Intersectionality is also important to Lennon, who, as a queer woman herself, wants to ensure that Blood Bath is as inclusive as possible. “I wanted to provide a space where people could be represented, without having to be in a separate category from everyone else, or feel like they were only included because of their gender, identity, or race,” Lennon says. “Their work is good enough to stand on its own.”
For Lidia Molina Whyte, the writer and director of the horror short Wilt, having women involved in all aspects of production was a priority. A film that explores domestic violence and abuse using flower symbolism, Wilt aims to tell a universal story through a female lens. “It’s not just written, directed, and produced by women; there are women in technical roles that are still very much male-dominated, and I think this is just as important as representation in front of the camera,” Molina Whyte tells me.

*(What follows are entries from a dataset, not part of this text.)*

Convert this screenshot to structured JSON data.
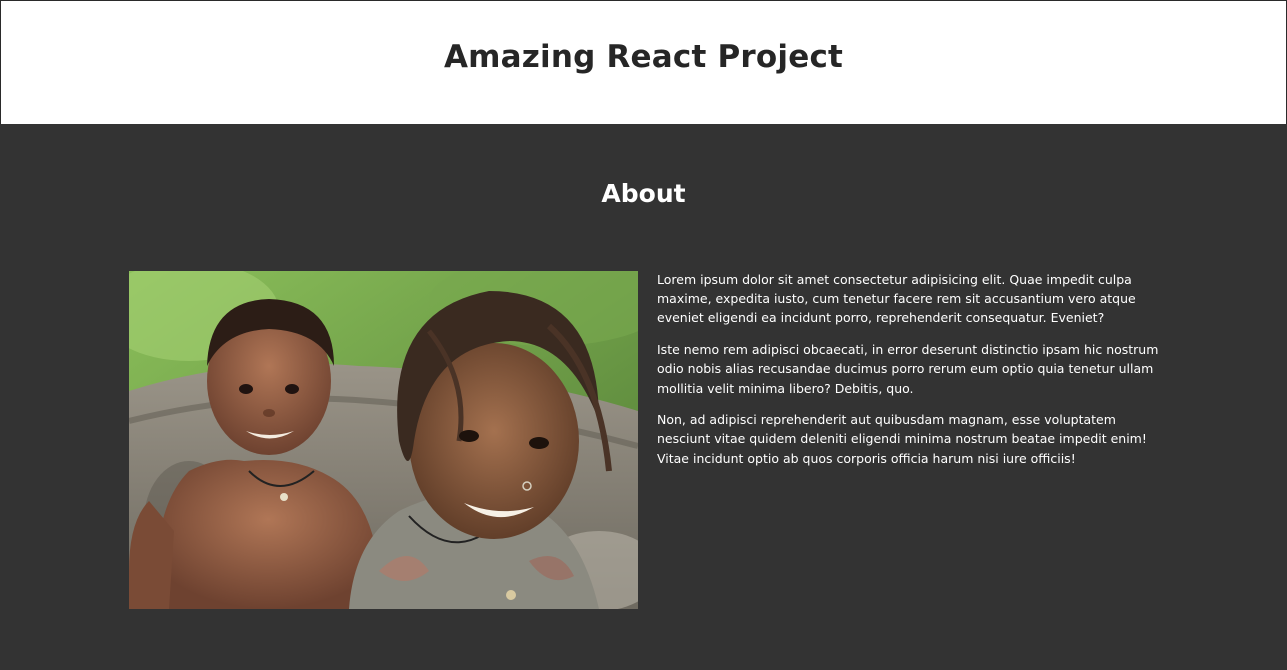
{
  "header": {
    "title": "Amazing React Project"
  },
  "about": {
    "heading": "About",
    "photo": {
      "alt": "Two smiling children, a boy and a girl"
    },
    "paragraphs": [
      "Lorem ipsum dolor sit amet consectetur adipisicing elit. Quae impedit culpa maxime, expedita iusto, cum tenetur facere rem sit accusantium vero atque eveniet eligendi ea incidunt porro, reprehenderit consequatur. Eveniet?",
      "Iste nemo rem adipisci obcaecati, in error deserunt distinctio ipsam hic nostrum odio nobis alias recusandae ducimus porro rerum eum optio quia tenetur ullam mollitia velit minima libero? Debitis, quo.",
      "Non, ad adipisci reprehenderit aut quibusdam magnam, esse voluptatem nesciunt vitae quidem deleniti eligendi minima nostrum beatae impedit enim! Vitae incidunt optio ab quos corporis officia harum nisi iure officiis!"
    ]
  },
  "colors": {
    "header_background": "#ffffff",
    "header_text": "#262626",
    "section_background": "#333333",
    "section_text": "#ffffff"
  }
}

Molina Whyte also found that having a female-led crew allowed for themes within the film to blossom in a way they may not have otherwise. “It’s interesting because, after reading the script, the women on the team started sharing their own experiences, from sexual harassment at work to controlling exes,” Molina Whyte explains. “It felt very empowering to see how the story was resonating with them and how it was informing their technical and artistic decisions.”

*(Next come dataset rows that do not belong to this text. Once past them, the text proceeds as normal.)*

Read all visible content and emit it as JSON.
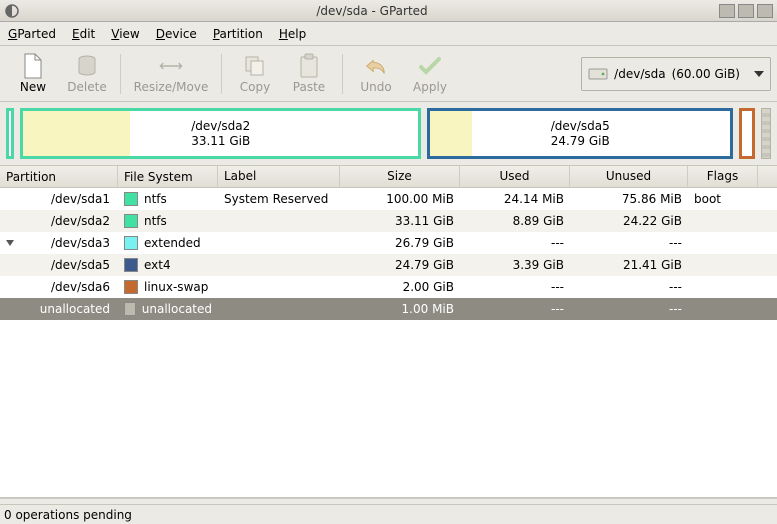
{
  "window": {
    "title": "/dev/sda - GParted"
  },
  "menu": {
    "gparted": "GParted",
    "edit": "Edit",
    "view": "View",
    "device": "Device",
    "partition": "Partition",
    "help": "Help"
  },
  "toolbar": {
    "new": "New",
    "delete": "Delete",
    "resize": "Resize/Move",
    "copy": "Copy",
    "paste": "Paste",
    "undo": "Undo",
    "apply": "Apply"
  },
  "device_selector": {
    "device": "/dev/sda",
    "size": "(60.00 GiB)"
  },
  "visual": {
    "p1": {
      "name": "/dev/sda2",
      "size": "33.11 GiB"
    },
    "p2": {
      "name": "/dev/sda5",
      "size": "24.79 GiB"
    }
  },
  "columns": {
    "partition": "Partition",
    "fs": "File System",
    "label": "Label",
    "size": "Size",
    "used": "Used",
    "unused": "Unused",
    "flags": "Flags"
  },
  "rows": [
    {
      "indent": 0,
      "expander": false,
      "partition": "/dev/sda1",
      "fs": "ntfs",
      "color": "#41e1a3",
      "label": "System Reserved",
      "size": "100.00 MiB",
      "used": "24.14 MiB",
      "unused": "75.86 MiB",
      "flags": "boot",
      "alt": false,
      "sel": false
    },
    {
      "indent": 0,
      "expander": false,
      "partition": "/dev/sda2",
      "fs": "ntfs",
      "color": "#41e1a3",
      "label": "",
      "size": "33.11 GiB",
      "used": "8.89 GiB",
      "unused": "24.22 GiB",
      "flags": "",
      "alt": true,
      "sel": false
    },
    {
      "indent": 0,
      "expander": true,
      "partition": "/dev/sda3",
      "fs": "extended",
      "color": "#77f1f1",
      "label": "",
      "size": "26.79 GiB",
      "used": "---",
      "unused": "---",
      "flags": "",
      "alt": false,
      "sel": false
    },
    {
      "indent": 1,
      "expander": false,
      "partition": "/dev/sda5",
      "fs": "ext4",
      "color": "#3d5a8f",
      "label": "",
      "size": "24.79 GiB",
      "used": "3.39 GiB",
      "unused": "21.41 GiB",
      "flags": "",
      "alt": true,
      "sel": false
    },
    {
      "indent": 1,
      "expander": false,
      "partition": "/dev/sda6",
      "fs": "linux-swap",
      "color": "#c46a2e",
      "label": "",
      "size": "2.00 GiB",
      "used": "---",
      "unused": "---",
      "flags": "",
      "alt": false,
      "sel": false
    },
    {
      "indent": 1,
      "expander": false,
      "partition": "unallocated",
      "fs": "unallocated",
      "color": "#bcb9af",
      "label": "",
      "size": "1.00 MiB",
      "used": "---",
      "unused": "---",
      "flags": "",
      "alt": false,
      "sel": true
    }
  ],
  "status": {
    "text": "0 operations pending"
  },
  "colors": {
    "ntfs": "#41e1a3",
    "ext4": "#3d5a8f",
    "swap": "#c46a2e",
    "extended": "#77f1f1"
  }
}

The Wilt director believes that women working in horror are helping to completely radicalise and reshape the genre because of their ability to recognise, and utilise, its potential. “Horror allows you to really get under the skin, in some cases literally, of societal, political, and cultural issues,” she says. “I think women in the industry are really harnessing that power to tell beautiful, horrifying stories.”

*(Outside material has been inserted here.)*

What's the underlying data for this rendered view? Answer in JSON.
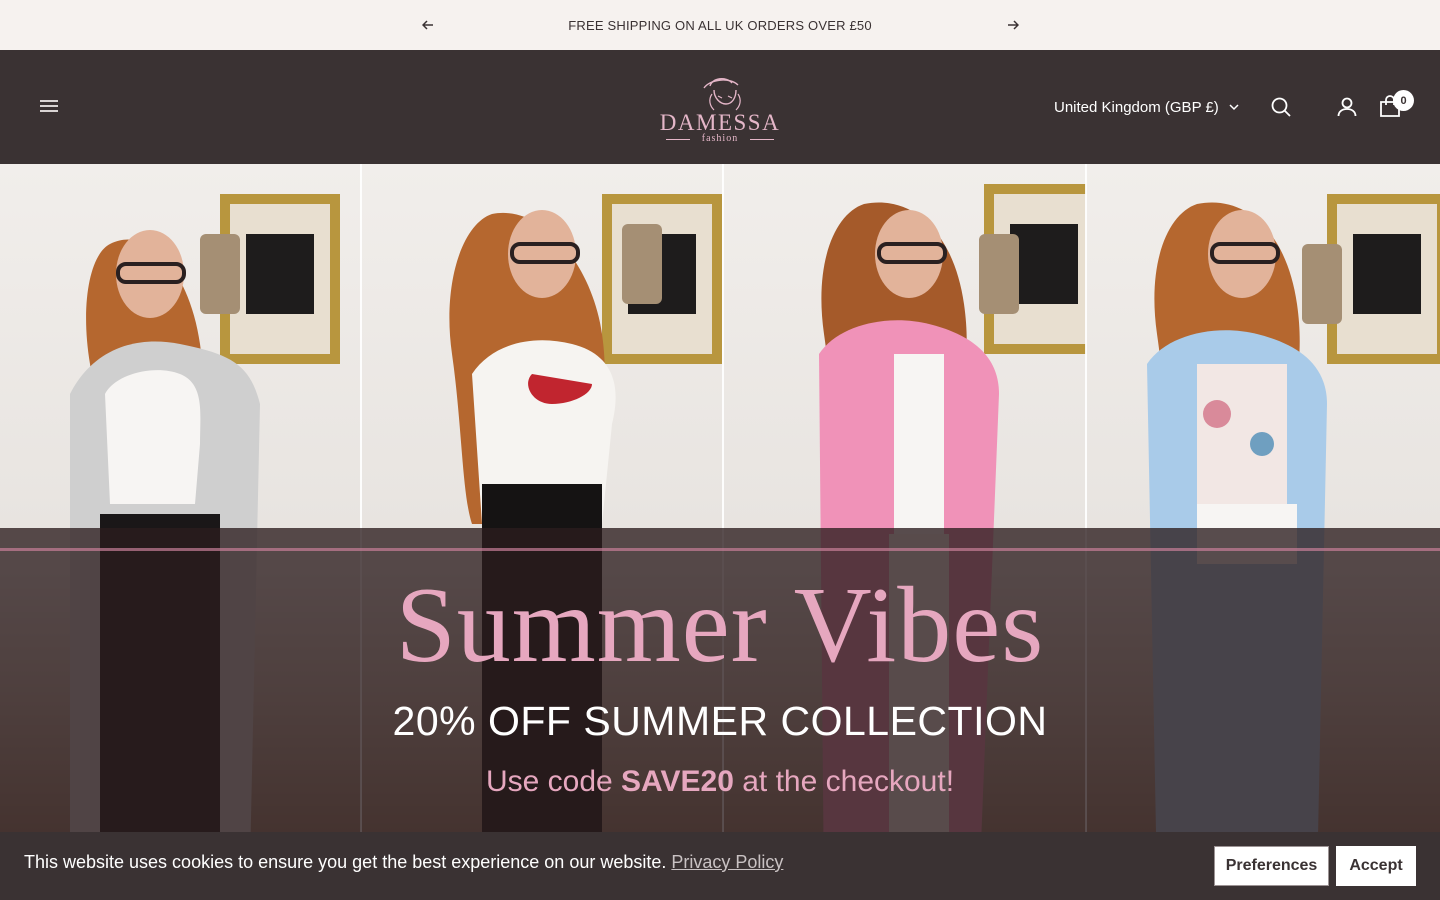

Joining the community of fellow female horror fans and creators sounds almost like being welcomed into a sisterhood (or, perhaps more appropriately, a coven). Molina Whyte, Lennon, and Medina all cite the support of other women in the industry as instrumental to their success. Egoavil Medin says: “Everyone I've had the pleasure to work with has been so wonderful, hard working, inclusive and supportive. The whole experience of making Suspira has made me love horror even more — I didn't think that was possible.”
The main purpose of horror as a genre is to explore what scares us; to give a name to our deepest fears and, by doing so, reclaim power over them. Women, especially non-white, non-straight, non-cis women, know what it’s like to live in a world of fear; and, in some cases, a world that fears you. Racism (misogynoir especially), homophobia, and transphobia are all built on a loathing that wrongfully turns the marginalised into the monster. By promoting and supporting intersectionality and women in horror, we allow a different perspective; one where these groups tell their own stories. And that’s a much less scary world to live in.